The beauty of many of today’s asset tracking and wayfinding systems is that they don’t require new infrastructure to stand up. Patients can pull up services on their own mobile devices, and hospitals can just use the Wi-Fi networks or Bluetooth beacons already in place.
Certainly, it helps to do a networking security assessment and make sure a healthcare system’s infrastructure is robust enough to handle such a solution, says Josh Peacock, healthcare solutions adviser at Sirius Healthcare, a CDW company.
Technologies that support hospital navigation have also gotten more granular in recent years, according to Peacock, with tracking improving down to the inch. “The fidelity of location tracking now is just so much better than it was five years ago,” he says.
Sharing Indoor Positioning With Navigation Platforms in Healthcare
Hospital navigation issues can translate into delayed admissions and discharges and slow the turnaround of rooms. At Henry Ford Health, its navigation platform has helped reduce the time it takes to clean a room by more quickly alerting the team that a room is ready and dispatching the closest available staffer.
“It happens day in and day out at hospitals all around the country,” Siegal says. “The whole challenge around the length of stay has been a big deal in inpatient care for a long time.”
Henry Ford Health’s app is automatically deployed onto hospital-issued Apple iPhone devices for support services employees. “Each phone pings its location back to a central command and control server,” Siegal says.
They show up as blue dots on a Wi-Fi-based indoor positioning system. “Now, we’ve got the control tower, where supervisors can see in real time where the whole team is,” he says. Think of it as air traffic control for a hospital.
The system also tracks equipment.
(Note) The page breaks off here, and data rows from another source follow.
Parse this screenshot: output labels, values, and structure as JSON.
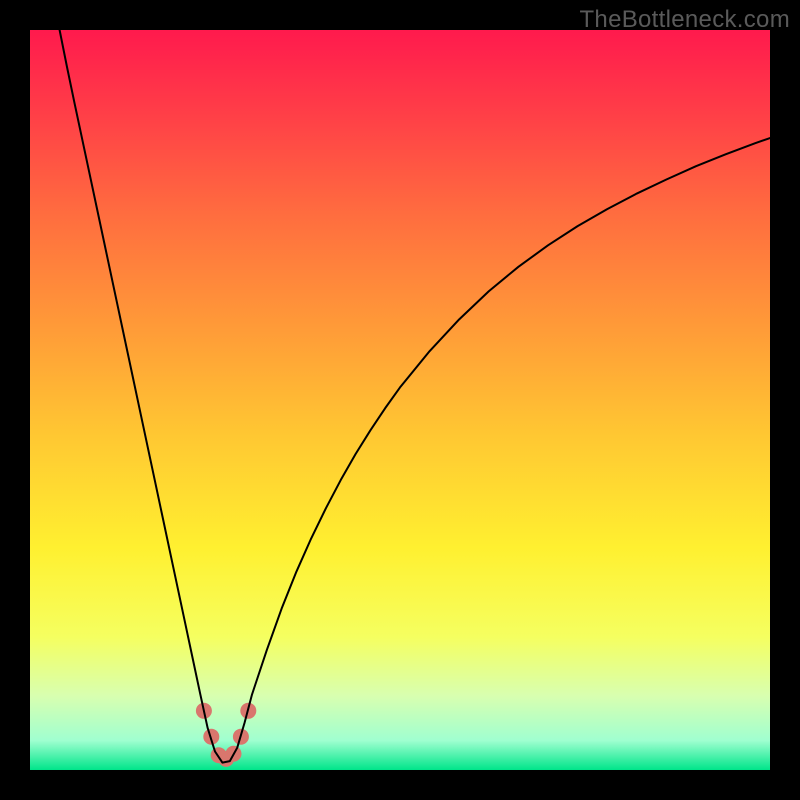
{
  "watermark_text": "TheBottleneck.com",
  "chart_data": {
    "type": "line",
    "title": "",
    "xlabel": "",
    "ylabel": "",
    "xlim": [
      0,
      100
    ],
    "ylim": [
      0,
      100
    ],
    "grid": false,
    "legend": false,
    "background_gradient_stops": [
      {
        "offset": 0.0,
        "color": "#ff1a4d"
      },
      {
        "offset": 0.1,
        "color": "#ff3a48"
      },
      {
        "offset": 0.25,
        "color": "#ff6d3f"
      },
      {
        "offset": 0.4,
        "color": "#ff9a38"
      },
      {
        "offset": 0.55,
        "color": "#ffc832"
      },
      {
        "offset": 0.7,
        "color": "#fff030"
      },
      {
        "offset": 0.82,
        "color": "#f5ff60"
      },
      {
        "offset": 0.9,
        "color": "#d8ffb0"
      },
      {
        "offset": 0.96,
        "color": "#a0ffd0"
      },
      {
        "offset": 1.0,
        "color": "#00e58a"
      }
    ],
    "series": [
      {
        "name": "bottleneck-curve",
        "color": "#000000",
        "stroke_width": 2.0,
        "x": [
          4.0,
          5.0,
          6.0,
          7.0,
          8.0,
          9.0,
          10.0,
          11.0,
          12.0,
          13.0,
          14.0,
          15.0,
          16.0,
          17.0,
          18.0,
          19.0,
          20.0,
          21.0,
          22.0,
          23.0,
          24.0,
          25.0,
          26.0,
          27.0,
          28.0,
          29.0,
          30.0,
          32.0,
          34.0,
          36.0,
          38.0,
          40.0,
          42.0,
          44.0,
          46.0,
          48.0,
          50.0,
          54.0,
          58.0,
          62.0,
          66.0,
          70.0,
          74.0,
          78.0,
          82.0,
          86.0,
          90.0,
          94.0,
          98.0,
          100.0
        ],
        "y": [
          100.0,
          95.0,
          90.2,
          85.5,
          80.8,
          76.1,
          71.4,
          66.7,
          62.0,
          57.3,
          52.6,
          47.9,
          43.2,
          38.5,
          33.8,
          29.1,
          24.4,
          19.7,
          15.0,
          10.3,
          5.7,
          2.5,
          1.0,
          1.2,
          3.0,
          6.4,
          10.2,
          16.2,
          21.8,
          26.8,
          31.3,
          35.4,
          39.2,
          42.7,
          45.9,
          48.9,
          51.7,
          56.6,
          60.9,
          64.7,
          68.0,
          70.9,
          73.5,
          75.8,
          77.9,
          79.8,
          81.6,
          83.2,
          84.7,
          85.4
        ]
      }
    ],
    "markers": [
      {
        "name": "min-highlight",
        "color": "#d9766d",
        "radius": 8,
        "points": [
          {
            "x": 23.5,
            "y": 8.0
          },
          {
            "x": 24.5,
            "y": 4.5
          },
          {
            "x": 25.5,
            "y": 2.0
          },
          {
            "x": 26.5,
            "y": 1.5
          },
          {
            "x": 27.5,
            "y": 2.2
          },
          {
            "x": 28.5,
            "y": 4.5
          },
          {
            "x": 29.5,
            "y": 8.0
          }
        ]
      }
    ]
  }
}
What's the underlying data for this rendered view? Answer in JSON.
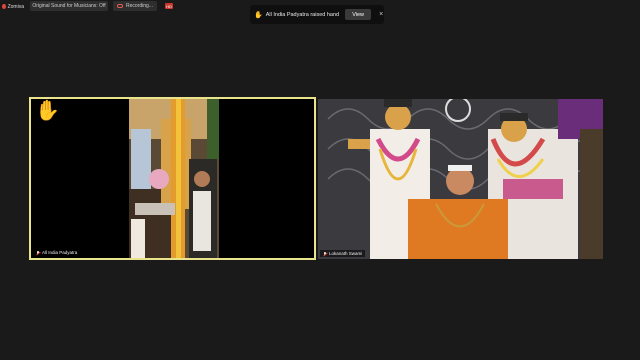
{
  "topbar": {
    "rec_label": "Zomiva",
    "sound_label": "Original Sound for Musicians: Off",
    "recording_label": "Recording...",
    "hd_label": "HD"
  },
  "notification": {
    "message": "All India Padyatra raised hand",
    "view_label": "View",
    "close_glyph": "×"
  },
  "participants": [
    {
      "name": "All India Padyatra",
      "hand_raised": true,
      "muted": true
    },
    {
      "name": "Lokanath Swami",
      "hand_raised": false,
      "muted": true
    }
  ],
  "colors": {
    "background": "#1a1a1a",
    "active_speaker_border": "#e9e38c",
    "raised_hand": "#f5c21b",
    "recording": "#e0453a"
  }
}
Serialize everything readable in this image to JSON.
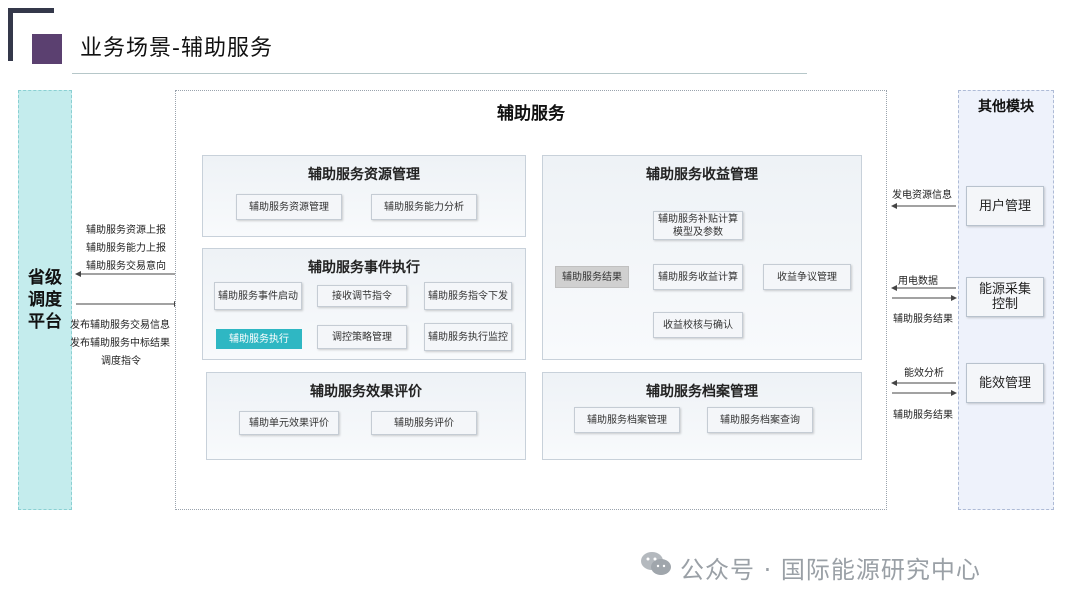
{
  "header": {
    "title": "业务场景-辅助服务"
  },
  "left": {
    "label": "省级调度平台"
  },
  "left_arrows": {
    "upward": [
      "辅助服务资源上报",
      "辅助服务能力上报",
      "辅助服务交易意向"
    ],
    "downward": [
      "发布辅助服务交易信息",
      "发布辅助服务中标结果",
      "调度指令"
    ]
  },
  "main": {
    "title": "辅助服务",
    "resource": {
      "title": "辅助服务资源管理",
      "items": [
        "辅助服务资源管理",
        "辅助服务能力分析"
      ]
    },
    "event": {
      "title": "辅助服务事件执行",
      "items": [
        "辅助服务事件启动",
        "接收调节指令",
        "辅助服务指令下发",
        "辅助服务执行",
        "调控策略管理",
        "辅助服务执行监控"
      ]
    },
    "evaluation": {
      "title": "辅助服务效果评价",
      "items": [
        "辅助单元效果评价",
        "辅助服务评价"
      ]
    },
    "revenue": {
      "title": "辅助服务收益管理",
      "items": [
        "辅助服务补贴计算模型及参数",
        "辅助服务结果",
        "辅助服务收益计算",
        "收益争议管理",
        "收益校核与确认"
      ]
    },
    "archive": {
      "title": "辅助服务档案管理",
      "items": [
        "辅助服务档案管理",
        "辅助服务档案查询"
      ]
    }
  },
  "right": {
    "title": "其他模块",
    "modules": [
      "用户管理",
      "能源采集控制",
      "能效管理"
    ],
    "arrow_labels": [
      "发电资源信息",
      "用电数据",
      "辅助服务结果",
      "能效分析",
      "辅助服务结果"
    ]
  },
  "watermark": {
    "text": "公众号 · 国际能源研究中心"
  },
  "colors": {
    "left_fill": "#c4eced",
    "teal": "#2fb7c3",
    "logo": "#5b4070"
  }
}
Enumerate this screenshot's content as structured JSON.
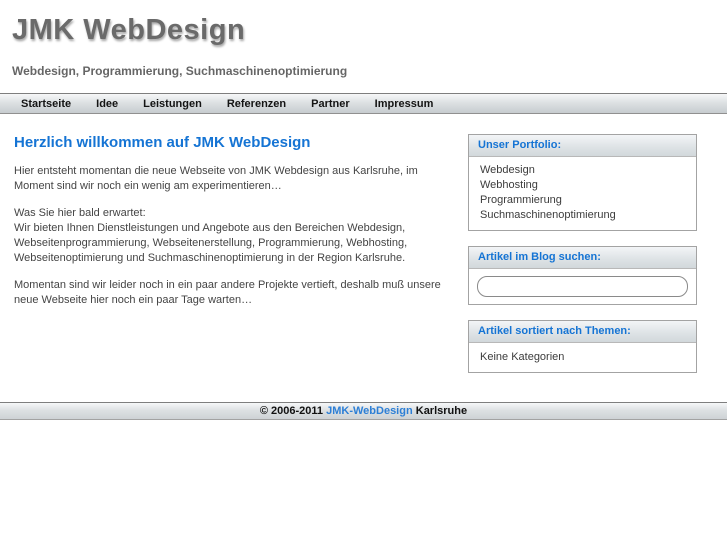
{
  "header": {
    "title": "JMK WebDesign",
    "tagline": "Webdesign, Programmierung, Suchmaschinenoptimierung"
  },
  "nav": {
    "items": [
      "Startseite",
      "Idee",
      "Leistungen",
      "Referenzen",
      "Partner",
      "Impressum"
    ]
  },
  "main": {
    "heading": "Herzlich willkommen auf JMK WebDesign",
    "intro": "Hier entsteht momentan die neue Webseite von JMK Webdesign aus Karlsruhe, im Moment sind wir noch ein wenig am experimentieren…",
    "expect_label": "Was Sie hier bald erwartet:",
    "services": "Wir bieten Ihnen Dienstleistungen und Angebote aus den Bereichen Webdesign, Webseitenprogrammierung, Webseitenerstellung, Programmierung, Webhosting, Webseitenoptimierung und Suchmaschinenoptimierung in der Region Karlsruhe.",
    "outro": "Momentan sind wir leider noch in ein paar andere Projekte vertieft, deshalb muß unsere neue Webseite hier noch ein paar Tage warten…"
  },
  "sidebar": {
    "portfolio": {
      "title": "Unser Portfolio:",
      "items": [
        "Webdesign",
        "Webhosting",
        "Programmierung",
        "Suchmaschinenoptimierung"
      ]
    },
    "search": {
      "title": "Artikel im Blog suchen:",
      "value": "",
      "placeholder": ""
    },
    "categories": {
      "title": "Artikel sortiert nach Themen:",
      "empty_label": "Keine Kategorien"
    }
  },
  "footer": {
    "prefix": "© 2006-2011 ",
    "link_label": "JMK-WebDesign",
    "suffix": " Karlsruhe"
  },
  "colors": {
    "accent_blue": "#1574d4",
    "footer_link_blue": "#2d7fd6",
    "title_gray": "#6a6a6a",
    "body_text": "#444444"
  }
}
It attaches asset tags to devices such as wheelchairs, stretchers, beds and even specimen samples — “the kinds of things that, if you ask any nurse, they can never find when they need them,” Siegal adds.
The tags can also help engineers locate equipment to perform routine services. “Or, if there’s a recall, you don’t want to waste your time searching every single one, because 80 percent of them are fine,” Siegal says.